**The task**
Report how many lines in the records below contain the word "email". Give only the number.

Data records for software interfaces

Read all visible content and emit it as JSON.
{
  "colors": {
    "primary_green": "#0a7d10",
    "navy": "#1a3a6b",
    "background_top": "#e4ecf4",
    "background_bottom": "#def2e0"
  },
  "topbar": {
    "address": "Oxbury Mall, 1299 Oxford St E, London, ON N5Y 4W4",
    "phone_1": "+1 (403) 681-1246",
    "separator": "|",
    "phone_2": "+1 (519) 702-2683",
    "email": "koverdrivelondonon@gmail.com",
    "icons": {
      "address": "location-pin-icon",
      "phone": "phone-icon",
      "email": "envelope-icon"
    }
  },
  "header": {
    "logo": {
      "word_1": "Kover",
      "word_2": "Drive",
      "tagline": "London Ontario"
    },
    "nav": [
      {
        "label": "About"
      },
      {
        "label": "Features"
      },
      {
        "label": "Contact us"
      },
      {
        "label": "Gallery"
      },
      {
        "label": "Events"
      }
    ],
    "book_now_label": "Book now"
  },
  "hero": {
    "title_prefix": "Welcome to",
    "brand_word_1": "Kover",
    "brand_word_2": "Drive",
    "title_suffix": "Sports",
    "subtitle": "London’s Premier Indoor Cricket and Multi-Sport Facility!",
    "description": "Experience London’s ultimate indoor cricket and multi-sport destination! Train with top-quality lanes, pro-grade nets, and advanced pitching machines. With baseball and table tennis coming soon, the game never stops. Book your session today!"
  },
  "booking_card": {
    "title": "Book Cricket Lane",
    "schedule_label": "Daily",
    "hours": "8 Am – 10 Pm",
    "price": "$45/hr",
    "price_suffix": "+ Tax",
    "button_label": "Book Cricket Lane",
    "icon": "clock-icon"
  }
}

**Result for this exercise**
2